Brief>
Every record here needs to be retyped exactly.

───

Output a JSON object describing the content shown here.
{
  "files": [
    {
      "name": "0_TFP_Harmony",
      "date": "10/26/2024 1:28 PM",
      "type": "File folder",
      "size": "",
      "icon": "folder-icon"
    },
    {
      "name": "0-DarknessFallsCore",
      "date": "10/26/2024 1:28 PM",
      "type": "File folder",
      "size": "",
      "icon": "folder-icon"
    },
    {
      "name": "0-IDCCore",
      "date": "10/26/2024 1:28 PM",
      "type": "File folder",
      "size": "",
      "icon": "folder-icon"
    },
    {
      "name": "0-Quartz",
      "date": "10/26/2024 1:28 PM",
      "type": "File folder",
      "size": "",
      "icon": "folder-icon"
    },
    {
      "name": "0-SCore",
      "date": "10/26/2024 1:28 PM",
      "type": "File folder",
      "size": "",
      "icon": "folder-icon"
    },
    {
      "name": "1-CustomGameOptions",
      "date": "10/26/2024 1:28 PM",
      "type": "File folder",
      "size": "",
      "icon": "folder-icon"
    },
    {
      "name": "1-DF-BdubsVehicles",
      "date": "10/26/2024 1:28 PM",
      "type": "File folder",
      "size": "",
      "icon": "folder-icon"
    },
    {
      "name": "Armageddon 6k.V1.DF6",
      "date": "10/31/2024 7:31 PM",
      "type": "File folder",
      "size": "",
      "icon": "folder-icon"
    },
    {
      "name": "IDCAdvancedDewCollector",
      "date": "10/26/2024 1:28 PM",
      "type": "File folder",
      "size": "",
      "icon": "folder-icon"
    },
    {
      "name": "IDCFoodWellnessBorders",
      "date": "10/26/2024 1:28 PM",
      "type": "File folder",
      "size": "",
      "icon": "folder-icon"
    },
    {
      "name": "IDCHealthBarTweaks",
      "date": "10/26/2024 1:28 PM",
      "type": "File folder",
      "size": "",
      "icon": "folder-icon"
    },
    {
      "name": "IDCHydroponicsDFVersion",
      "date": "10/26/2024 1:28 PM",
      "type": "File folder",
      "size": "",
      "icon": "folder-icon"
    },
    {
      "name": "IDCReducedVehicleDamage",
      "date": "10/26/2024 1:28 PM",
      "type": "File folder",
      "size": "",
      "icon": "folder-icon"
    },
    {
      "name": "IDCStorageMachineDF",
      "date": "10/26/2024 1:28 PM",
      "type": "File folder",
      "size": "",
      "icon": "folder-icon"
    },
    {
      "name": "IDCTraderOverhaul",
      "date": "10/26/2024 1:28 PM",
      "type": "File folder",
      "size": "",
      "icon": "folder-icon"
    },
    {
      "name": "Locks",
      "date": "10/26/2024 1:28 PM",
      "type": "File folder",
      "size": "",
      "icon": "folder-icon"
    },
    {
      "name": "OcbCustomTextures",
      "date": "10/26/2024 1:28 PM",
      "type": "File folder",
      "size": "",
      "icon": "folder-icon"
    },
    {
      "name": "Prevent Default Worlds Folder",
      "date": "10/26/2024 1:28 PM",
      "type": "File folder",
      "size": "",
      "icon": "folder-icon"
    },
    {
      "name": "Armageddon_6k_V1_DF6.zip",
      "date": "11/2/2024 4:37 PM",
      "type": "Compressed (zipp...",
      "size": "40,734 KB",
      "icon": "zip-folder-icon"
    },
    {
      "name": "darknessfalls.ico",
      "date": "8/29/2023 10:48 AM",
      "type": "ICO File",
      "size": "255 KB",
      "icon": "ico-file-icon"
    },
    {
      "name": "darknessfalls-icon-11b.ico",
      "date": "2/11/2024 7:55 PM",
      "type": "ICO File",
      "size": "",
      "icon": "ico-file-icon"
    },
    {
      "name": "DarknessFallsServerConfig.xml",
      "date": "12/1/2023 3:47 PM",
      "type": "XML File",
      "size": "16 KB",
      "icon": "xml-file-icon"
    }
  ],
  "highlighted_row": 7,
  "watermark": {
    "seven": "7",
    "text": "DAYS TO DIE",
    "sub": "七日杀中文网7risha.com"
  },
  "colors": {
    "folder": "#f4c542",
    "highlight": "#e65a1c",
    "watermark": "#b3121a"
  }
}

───

Result below>
Output a JSON object describing the content shown here.
{
  "files": [
    {
      "name": "0_TFP_Harmony",
      "date": "10/26/2024 1:28 PM",
      "type": "File folder",
      "size": "",
      "icon": "folder-icon"
    },
    {
      "name": "0-DarknessFallsCore",
      "date": "10/26/2024 1:28 PM",
      "type": "File folder",
      "size": "",
      "icon": "folder-icon"
    },
    {
      "name": "0-IDCCore",
      "date": "10/26/2024 1:28 PM",
      "type": "File folder",
      "size": "",
      "icon": "folder-icon"
    },
    {
      "name": "0-Quartz",
      "date": "10/26/2024 1:28 PM",
      "type": "File folder",
      "size": "",
      "icon": "folder-icon"
    },
    {
      "name": "0-SCore",
      "date": "10/26/2024 1:28 PM",
      "type": "File folder",
      "size": "",
      "icon": "folder-icon"
    },
    {
      "name": "1-CustomGameOptions",
      "date": "10/26/2024 1:28 PM",
      "type": "File folder",
      "size": "",
      "icon": "folder-icon"
    },
    {
      "name": "1-DF-BdubsVehicles",
      "date": "10/26/2024 1:28 PM",
      "type": "File folder",
      "size": "",
      "icon": "folder-icon"
    },
    {
      "name": "Armageddon 6k.V1.DF6",
      "date": "10/31/2024 7:31 PM",
      "type": "File folder",
      "size": "",
      "icon": "folder-icon"
    },
    {
      "name": "IDCAdvancedDewCollector",
      "date": "10/26/2024 1:28 PM",
      "type": "File folder",
      "size": "",
      "icon": "folder-icon"
    },
    {
      "name": "IDCFoodWellnessBorders",
      "date": "10/26/2024 1:28 PM",
      "type": "File folder",
      "size": "",
      "icon": "folder-icon"
    },
    {
      "name": "IDCHealthBarTweaks",
      "date": "10/26/2024 1:28 PM",
      "type": "File folder",
      "size": "",
      "icon": "folder-icon"
    },
    {
      "name": "IDCHydroponicsDFVersion",
      "date": "10/26/2024 1:28 PM",
      "type": "File folder",
      "size": "",
      "icon": "folder-icon"
    },
    {
      "name": "IDCReducedVehicleDamage",
      "date": "10/26/2024 1:28 PM",
      "type": "File folder",
      "size": "",
      "icon": "folder-icon"
    },
    {
      "name": "IDCStorageMachineDF",
      "date": "10/26/2024 1:28 PM",
      "type": "File folder",
      "size": "",
      "icon": "folder-icon"
    },
    {
      "name": "IDCTraderOverhaul",
      "date": "10/26/2024 1:28 PM",
      "type": "File folder",
      "size": "",
      "icon": "folder-icon"
    },
    {
      "name": "Locks",
      "date": "10/26/2024 1:28 PM",
      "type": "File folder",
      "size": "",
      "icon": "folder-icon"
    },
    {
      "name": "OcbCustomTextures",
      "date": "10/26/2024 1:28 PM",
      "type": "File folder",
      "size": "",
      "icon": "folder-icon"
    },
    {
      "name": "Prevent Default Worlds Folder",
      "date": "10/26/2024 1:28 PM",
      "type": "File folder",
      "size": "",
      "icon": "folder-icon"
    },
    {
      "name": "Armageddon_6k_V1_DF6.zip",
      "date": "11/2/2024 4:37 PM",
      "type": "Compressed (zipp...",
      "size": "40,734 KB",
      "icon": "zip-folder-icon"
    },
    {
      "name": "darknessfalls.ico",
      "date": "8/29/2023 10:48 AM",
      "type": "ICO File",
      "size": "255 KB",
      "icon": "ico-file-icon"
    },
    {
      "name": "darknessfalls-icon-11b.ico",
      "date": "2/11/2024 7:55 PM",
      "type": "ICO File",
      "size": "",
      "icon": "ico-file-icon"
    },
    {
      "name": "DarknessFallsServerConfig.xml",
      "date": "12/1/2023 3:47 PM",
      "type": "XML File",
      "size": "16 KB",
      "icon": "xml-file-icon"
    }
  ],
  "highlighted_row": 7,
  "watermark": {
    "seven": "7",
    "text": "DAYS TO DIE",
    "sub": "七日杀中文网7risha.com"
  },
  "colors": {
    "folder": "#f4c542",
    "highlight": "#e65a1c",
    "watermark": "#b3121a"
  }
}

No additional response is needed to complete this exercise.